Input records section start

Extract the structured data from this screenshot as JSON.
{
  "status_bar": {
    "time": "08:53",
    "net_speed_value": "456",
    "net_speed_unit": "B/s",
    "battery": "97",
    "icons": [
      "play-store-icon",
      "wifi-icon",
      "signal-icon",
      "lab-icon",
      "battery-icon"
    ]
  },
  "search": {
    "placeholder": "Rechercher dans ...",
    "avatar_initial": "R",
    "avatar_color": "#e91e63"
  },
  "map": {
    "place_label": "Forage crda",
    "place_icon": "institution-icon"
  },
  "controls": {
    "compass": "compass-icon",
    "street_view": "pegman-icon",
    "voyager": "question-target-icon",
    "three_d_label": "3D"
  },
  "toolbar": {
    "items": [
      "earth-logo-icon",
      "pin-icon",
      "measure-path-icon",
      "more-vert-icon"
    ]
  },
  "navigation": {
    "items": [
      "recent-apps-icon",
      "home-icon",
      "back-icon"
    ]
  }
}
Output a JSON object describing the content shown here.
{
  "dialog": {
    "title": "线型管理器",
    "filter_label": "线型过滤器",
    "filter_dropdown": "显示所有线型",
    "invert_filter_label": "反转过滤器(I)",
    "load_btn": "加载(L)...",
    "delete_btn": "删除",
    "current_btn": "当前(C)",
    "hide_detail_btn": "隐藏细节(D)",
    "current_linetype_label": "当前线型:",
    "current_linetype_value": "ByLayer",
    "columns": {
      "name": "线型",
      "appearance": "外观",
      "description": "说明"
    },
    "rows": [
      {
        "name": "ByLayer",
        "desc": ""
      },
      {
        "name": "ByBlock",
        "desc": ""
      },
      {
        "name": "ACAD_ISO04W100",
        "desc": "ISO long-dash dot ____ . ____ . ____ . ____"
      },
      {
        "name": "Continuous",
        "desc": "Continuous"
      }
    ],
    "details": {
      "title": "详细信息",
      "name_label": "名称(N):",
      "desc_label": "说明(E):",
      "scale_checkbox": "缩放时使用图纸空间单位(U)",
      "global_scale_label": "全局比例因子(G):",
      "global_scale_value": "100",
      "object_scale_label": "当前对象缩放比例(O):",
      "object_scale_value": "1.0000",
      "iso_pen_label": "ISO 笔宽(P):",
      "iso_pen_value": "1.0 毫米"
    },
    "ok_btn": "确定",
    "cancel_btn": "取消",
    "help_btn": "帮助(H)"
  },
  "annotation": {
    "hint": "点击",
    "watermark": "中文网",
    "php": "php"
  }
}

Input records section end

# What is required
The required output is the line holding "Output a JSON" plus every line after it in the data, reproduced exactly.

# Written solution
Output a JSON object describing the content shown here.
{
  "dialog": {
    "title": "线型管理器",
    "filter_label": "线型过滤器",
    "filter_dropdown": "显示所有线型",
    "invert_filter_label": "反转过滤器(I)",
    "load_btn": "加载(L)...",
    "delete_btn": "删除",
    "current_btn": "当前(C)",
    "hide_detail_btn": "隐藏细节(D)",
    "current_linetype_label": "当前线型:",
    "current_linetype_value": "ByLayer",
    "columns": {
      "name": "线型",
      "appearance": "外观",
      "description": "说明"
    },
    "rows": [
      {
        "name": "ByLayer",
        "desc": ""
      },
      {
        "name": "ByBlock",
        "desc": ""
      },
      {
        "name": "ACAD_ISO04W100",
        "desc": "ISO long-dash dot ____ . ____ . ____ . ____"
      },
      {
        "name": "Continuous",
        "desc": "Continuous"
      }
    ],
    "details": {
      "title": "详细信息",
      "name_label": "名称(N):",
      "desc_label": "说明(E):",
      "scale_checkbox": "缩放时使用图纸空间单位(U)",
      "global_scale_label": "全局比例因子(G):",
      "global_scale_value": "100",
      "object_scale_label": "当前对象缩放比例(O):",
      "object_scale_value": "1.0000",
      "iso_pen_label": "ISO 笔宽(P):",
      "iso_pen_value": "1.0 毫米"
    },
    "ok_btn": "确定",
    "cancel_btn": "取消",
    "help_btn": "帮助(H)"
  },
  "annotation": {
    "hint": "点击",
    "watermark": "中文网",
    "php": "php"
  }
}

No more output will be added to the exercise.